do this passively by handing them the food but movement is always way more

engaging and helps turn outwardly directed energy back towards you.

Wednesday. YES! Good girl, good girl great job."

"Wednesday. YES! Great job, good girl, sweetheart."

"Wednesday. YES! Good girl that's fantastic! What a good girl!"

Now you have two ways to redirect

attention back to you when they're focused on things in the environment.

Incidentally if you have a reactive dog rehearsing the butt tap in neutral

environments will make it more likely to work when you need it out in the world.

As your dog falls in love with hearing their name you have to protect the work

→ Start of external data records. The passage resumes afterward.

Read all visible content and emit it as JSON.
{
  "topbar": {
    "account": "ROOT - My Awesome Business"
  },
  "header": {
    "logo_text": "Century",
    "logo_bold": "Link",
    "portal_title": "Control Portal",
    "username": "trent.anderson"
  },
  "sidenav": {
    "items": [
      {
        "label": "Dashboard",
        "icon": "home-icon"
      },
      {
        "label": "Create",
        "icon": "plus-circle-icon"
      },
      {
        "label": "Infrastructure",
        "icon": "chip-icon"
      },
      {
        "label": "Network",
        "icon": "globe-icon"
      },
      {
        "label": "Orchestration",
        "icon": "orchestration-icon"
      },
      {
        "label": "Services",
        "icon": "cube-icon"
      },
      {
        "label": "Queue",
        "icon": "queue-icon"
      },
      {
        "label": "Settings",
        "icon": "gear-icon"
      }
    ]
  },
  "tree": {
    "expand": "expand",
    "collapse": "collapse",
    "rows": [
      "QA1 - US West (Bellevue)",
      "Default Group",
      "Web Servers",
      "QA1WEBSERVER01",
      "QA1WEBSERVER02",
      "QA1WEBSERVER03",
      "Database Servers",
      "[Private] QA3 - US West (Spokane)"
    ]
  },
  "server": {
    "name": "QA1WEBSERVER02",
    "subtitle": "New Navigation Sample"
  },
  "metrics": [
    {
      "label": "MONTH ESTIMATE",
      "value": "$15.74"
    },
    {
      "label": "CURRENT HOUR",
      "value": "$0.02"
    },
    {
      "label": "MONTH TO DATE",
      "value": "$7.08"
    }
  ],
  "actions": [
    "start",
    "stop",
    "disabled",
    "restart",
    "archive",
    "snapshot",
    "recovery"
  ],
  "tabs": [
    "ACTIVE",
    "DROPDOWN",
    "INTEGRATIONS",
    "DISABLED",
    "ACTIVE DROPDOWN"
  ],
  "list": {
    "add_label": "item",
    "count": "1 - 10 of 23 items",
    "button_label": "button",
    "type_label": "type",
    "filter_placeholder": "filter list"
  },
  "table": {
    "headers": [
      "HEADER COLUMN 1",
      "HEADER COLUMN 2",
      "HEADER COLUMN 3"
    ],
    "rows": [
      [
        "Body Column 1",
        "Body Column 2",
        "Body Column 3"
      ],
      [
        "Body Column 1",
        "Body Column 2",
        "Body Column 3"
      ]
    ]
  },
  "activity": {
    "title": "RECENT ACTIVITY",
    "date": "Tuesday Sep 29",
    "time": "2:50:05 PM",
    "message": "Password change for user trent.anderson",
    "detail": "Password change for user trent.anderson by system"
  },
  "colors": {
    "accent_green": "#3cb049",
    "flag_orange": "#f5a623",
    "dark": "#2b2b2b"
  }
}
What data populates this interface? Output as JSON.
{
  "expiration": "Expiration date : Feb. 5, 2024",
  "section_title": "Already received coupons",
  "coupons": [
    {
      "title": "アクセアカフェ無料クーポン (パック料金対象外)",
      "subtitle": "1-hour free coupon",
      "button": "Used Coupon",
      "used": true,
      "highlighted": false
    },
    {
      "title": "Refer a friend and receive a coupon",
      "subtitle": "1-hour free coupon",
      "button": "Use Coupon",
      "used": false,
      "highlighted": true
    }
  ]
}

you've done. We talked at length about this in our name strategies video but

probably the biggest takeaway is to never use your dog's name as a reprimand

or as part of a reprimand. People tend to do this a lot and it's a huge

contributing factor as to why dogs don't listen. As with most annoying behaviors

it's usually people's fault. Only use your dog's name to proceed reasonable

requests or to otherwise engage with them in some positive fashion. We'll link

to our name strategies video below so you can go a little deeper with this

info if you'd like. All right everyone I hope this has given

you a quick and easy roadmap to follow as you teach your new dog their new name.

Let us know how this has worked for you and what some of your stumbling blocks

have been, and leave your questions in those comments. Don't forget to thumbs up

this video if you found it useful and as always keep learning, keep practicing and

we'll see you again soon. Thanks for watching!